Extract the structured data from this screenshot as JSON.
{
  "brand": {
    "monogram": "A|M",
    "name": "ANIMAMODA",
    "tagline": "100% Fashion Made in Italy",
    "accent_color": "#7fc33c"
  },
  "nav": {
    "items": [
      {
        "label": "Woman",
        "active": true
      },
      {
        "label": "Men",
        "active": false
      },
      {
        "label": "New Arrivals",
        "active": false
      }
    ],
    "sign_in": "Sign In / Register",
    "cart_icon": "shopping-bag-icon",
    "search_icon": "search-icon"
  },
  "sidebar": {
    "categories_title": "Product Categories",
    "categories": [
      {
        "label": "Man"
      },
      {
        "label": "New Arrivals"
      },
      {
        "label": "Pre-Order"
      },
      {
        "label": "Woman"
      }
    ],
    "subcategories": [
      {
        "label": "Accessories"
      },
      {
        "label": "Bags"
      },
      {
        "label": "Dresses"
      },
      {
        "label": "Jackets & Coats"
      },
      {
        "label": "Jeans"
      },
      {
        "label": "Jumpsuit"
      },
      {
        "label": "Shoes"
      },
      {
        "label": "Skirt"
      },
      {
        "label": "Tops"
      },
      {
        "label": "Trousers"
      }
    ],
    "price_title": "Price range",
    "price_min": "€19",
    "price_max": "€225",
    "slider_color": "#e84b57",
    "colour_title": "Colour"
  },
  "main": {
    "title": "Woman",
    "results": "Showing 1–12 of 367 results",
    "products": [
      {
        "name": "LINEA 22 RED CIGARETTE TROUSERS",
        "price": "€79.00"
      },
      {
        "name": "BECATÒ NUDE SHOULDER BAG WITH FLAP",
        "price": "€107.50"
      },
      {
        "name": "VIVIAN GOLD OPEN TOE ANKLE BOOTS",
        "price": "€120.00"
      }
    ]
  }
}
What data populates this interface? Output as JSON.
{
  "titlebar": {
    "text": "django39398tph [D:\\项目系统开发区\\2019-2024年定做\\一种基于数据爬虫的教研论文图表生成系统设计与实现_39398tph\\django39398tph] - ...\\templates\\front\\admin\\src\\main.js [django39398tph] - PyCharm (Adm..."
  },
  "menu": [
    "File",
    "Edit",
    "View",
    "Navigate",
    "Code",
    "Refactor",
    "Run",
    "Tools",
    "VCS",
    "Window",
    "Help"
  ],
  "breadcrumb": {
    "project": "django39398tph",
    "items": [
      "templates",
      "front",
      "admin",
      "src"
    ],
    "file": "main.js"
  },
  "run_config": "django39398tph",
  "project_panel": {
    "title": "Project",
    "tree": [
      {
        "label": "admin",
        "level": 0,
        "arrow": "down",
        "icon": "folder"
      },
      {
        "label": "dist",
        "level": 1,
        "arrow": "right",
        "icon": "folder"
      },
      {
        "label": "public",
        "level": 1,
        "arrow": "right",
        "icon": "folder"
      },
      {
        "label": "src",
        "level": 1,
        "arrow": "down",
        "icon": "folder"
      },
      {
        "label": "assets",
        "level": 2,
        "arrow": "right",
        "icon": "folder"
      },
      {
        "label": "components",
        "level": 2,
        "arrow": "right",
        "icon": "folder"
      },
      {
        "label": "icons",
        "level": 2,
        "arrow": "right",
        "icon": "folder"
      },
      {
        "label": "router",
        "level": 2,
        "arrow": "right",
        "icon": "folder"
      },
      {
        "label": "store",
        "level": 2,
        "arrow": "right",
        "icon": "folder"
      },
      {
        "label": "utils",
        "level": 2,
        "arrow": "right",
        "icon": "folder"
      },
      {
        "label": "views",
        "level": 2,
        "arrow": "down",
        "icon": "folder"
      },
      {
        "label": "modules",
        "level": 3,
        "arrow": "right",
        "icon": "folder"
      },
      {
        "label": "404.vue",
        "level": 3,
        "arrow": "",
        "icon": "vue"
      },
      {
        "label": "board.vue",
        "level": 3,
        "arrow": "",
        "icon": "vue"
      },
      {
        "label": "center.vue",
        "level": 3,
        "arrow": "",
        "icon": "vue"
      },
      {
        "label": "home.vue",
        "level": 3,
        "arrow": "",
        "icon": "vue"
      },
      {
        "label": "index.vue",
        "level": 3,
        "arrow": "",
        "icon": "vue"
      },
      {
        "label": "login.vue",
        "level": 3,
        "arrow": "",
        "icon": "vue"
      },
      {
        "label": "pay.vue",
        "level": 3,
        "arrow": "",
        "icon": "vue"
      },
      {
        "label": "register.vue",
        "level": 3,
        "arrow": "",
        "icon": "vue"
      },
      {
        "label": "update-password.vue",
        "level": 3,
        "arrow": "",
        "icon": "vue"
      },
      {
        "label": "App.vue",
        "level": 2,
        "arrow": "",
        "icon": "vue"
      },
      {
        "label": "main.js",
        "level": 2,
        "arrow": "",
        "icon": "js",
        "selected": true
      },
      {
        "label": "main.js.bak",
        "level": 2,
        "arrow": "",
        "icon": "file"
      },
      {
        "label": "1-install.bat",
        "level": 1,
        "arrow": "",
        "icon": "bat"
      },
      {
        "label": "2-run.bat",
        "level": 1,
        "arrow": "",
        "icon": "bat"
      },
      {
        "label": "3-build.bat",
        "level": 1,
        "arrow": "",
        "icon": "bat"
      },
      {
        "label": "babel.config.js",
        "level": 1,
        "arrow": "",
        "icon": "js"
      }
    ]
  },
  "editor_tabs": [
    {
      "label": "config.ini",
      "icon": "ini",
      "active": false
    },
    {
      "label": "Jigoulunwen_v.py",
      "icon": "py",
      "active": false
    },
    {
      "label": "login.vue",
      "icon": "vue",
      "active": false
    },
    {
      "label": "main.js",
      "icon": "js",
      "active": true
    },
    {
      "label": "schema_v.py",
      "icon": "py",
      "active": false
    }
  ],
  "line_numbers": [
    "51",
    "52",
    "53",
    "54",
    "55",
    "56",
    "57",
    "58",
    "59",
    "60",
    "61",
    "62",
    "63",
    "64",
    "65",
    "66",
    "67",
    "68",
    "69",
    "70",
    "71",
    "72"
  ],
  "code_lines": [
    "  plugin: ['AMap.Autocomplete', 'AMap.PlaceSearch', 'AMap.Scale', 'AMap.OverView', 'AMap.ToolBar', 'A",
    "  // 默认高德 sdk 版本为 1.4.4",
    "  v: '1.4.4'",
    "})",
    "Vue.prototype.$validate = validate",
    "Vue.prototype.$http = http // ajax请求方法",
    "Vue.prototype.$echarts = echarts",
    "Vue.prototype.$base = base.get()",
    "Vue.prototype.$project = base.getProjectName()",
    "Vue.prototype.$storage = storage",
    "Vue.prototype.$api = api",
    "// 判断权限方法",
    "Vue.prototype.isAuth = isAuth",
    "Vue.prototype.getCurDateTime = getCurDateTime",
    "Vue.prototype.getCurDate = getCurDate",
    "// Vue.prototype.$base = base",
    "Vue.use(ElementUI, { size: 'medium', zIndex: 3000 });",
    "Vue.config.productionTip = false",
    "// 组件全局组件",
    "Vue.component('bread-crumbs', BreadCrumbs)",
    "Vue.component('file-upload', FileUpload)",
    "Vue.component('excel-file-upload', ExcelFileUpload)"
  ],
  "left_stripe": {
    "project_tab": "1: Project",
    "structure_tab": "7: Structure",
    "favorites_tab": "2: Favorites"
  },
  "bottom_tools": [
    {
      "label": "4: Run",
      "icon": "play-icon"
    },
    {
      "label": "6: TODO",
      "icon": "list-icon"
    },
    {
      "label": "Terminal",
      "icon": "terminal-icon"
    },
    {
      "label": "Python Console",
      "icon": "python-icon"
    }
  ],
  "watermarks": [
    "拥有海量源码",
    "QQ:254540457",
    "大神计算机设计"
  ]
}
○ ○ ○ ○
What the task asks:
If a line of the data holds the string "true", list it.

Task answer:
        "active": true
        "selected": true
      "active": true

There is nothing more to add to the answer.